Not getting an inch closer to Hitchcock
The name Alfred Hitchcock confused me as a child. His name popped up in so many places. Sometimes he appeared as a TV presenter. But he was also a name that was slapped on to just about any collection of horror stories. And in one case, the child detective book series Three Investigators, he was even a character in the story, appearing under his own name as some kind of wise guy in the background.
Who was he? Did he even exist for real? I wasn’t entirely convinced he did. He seemed cartoonish – this big, old man who was hired to “present” just about anything – even long after he had died. (By the way they still publish horror stories “presented by” Alfred Hitchcock. I wonder how we’re supposed to believe he’s had anything to do with them. Someone summons his spirit at ghost sessions, asking him to do the selection?)
The version of Hitchcock we get in the new movie Hitchcock is no less cartoonish than my childhood memories.
Strutting around with an enormous fake stomach attached to him and with the face of a constipated toad, Anthony Hopkins looks more like a wax figure on the run from the cabinet than like a real human being. We learn a little bit more about his wife and companion Alma, who if we’re to believe this did an enormous amount of uncredited work on his movies. But we don’t get an inch closer to the master himself.
Frankly this is the worst kind of movie to write about. I didn’t hate it, but I didn’t like it either. It’s strikingly unremarkable, and has the feel of a forgettable TV-production rather than a theatrical release.
About film making
The film is its best whenever it’s about the process of making a film (in this case Psycho), from the arguing with the film business people to the setup of the clever marketing campaign. I love to see the casting, the camera work and the collaboration between Hitchcock and Alma in the editing room. But all of this could have been done as well – or better – in a documentary. Then we wouldn’t have to put up with a rather silly side story about Alma looking for consolation outside of her marriage and a bunch of dream sequences where Hitchcock talks to the Ed Gein (the source of inspiration for Psycho), which leads nowhere.
I don’t know if Hitchcock led a life interesting enough to deserve a biopic movie. There’s no guarantee there’s a compelling story to be told, just because you’re a good director. But provided that the story of his life was worth sharing, I think it would have worked better in a different genre. Rather than doing this absolutely harmless comedy, they could have explored the darkest corners of Hitchcock’s psyche. That might have worked better than this flavourless dish that I surely will have forgotten everything about in a week’s time.

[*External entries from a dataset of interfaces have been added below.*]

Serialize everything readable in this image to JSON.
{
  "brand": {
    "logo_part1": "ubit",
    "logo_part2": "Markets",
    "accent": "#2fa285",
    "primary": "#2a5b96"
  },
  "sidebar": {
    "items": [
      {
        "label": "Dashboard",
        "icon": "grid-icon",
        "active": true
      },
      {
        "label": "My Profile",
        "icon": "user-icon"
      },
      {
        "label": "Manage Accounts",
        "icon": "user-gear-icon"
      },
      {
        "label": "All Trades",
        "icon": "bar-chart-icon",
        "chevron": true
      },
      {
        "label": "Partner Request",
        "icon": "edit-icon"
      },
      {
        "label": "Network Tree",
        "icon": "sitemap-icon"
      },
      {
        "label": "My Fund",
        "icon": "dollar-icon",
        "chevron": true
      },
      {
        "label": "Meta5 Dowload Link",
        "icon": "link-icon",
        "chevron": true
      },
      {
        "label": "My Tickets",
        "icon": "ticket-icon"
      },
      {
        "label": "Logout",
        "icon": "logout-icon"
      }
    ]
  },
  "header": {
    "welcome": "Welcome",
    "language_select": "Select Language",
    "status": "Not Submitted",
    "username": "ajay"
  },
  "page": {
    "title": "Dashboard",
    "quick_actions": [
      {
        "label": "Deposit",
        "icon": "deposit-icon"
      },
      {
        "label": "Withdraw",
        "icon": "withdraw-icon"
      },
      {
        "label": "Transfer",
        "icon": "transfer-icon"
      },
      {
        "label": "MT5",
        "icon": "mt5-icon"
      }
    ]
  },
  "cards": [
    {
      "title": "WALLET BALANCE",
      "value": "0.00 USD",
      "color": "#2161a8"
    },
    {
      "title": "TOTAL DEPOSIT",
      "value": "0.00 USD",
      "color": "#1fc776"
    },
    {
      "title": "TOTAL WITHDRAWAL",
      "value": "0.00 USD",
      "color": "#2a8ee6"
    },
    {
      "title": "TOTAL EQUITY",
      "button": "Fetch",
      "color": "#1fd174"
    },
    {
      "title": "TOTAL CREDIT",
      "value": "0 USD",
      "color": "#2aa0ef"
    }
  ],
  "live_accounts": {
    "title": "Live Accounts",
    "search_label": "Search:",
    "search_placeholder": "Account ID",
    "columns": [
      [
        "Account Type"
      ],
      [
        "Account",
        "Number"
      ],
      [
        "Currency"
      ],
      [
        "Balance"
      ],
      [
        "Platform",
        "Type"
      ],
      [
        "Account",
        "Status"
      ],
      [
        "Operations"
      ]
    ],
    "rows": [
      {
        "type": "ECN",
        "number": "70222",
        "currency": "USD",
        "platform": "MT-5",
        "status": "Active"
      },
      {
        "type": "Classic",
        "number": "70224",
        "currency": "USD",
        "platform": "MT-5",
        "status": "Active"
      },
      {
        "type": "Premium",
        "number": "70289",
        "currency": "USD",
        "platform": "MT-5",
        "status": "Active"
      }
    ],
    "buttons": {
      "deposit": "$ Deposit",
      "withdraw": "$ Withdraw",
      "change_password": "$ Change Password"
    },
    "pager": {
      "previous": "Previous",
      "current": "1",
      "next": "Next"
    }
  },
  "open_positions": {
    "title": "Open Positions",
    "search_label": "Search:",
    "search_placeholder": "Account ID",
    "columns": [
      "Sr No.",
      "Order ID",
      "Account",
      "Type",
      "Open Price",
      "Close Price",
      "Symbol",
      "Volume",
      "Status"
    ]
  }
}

Hitchcock (Sacha Gervasi, US 2012) My rating: 3/5
Some of my colleagues in the Swedish network Filmspanarna also watched Hitchcock. Here’s what they made of it (in Swedish):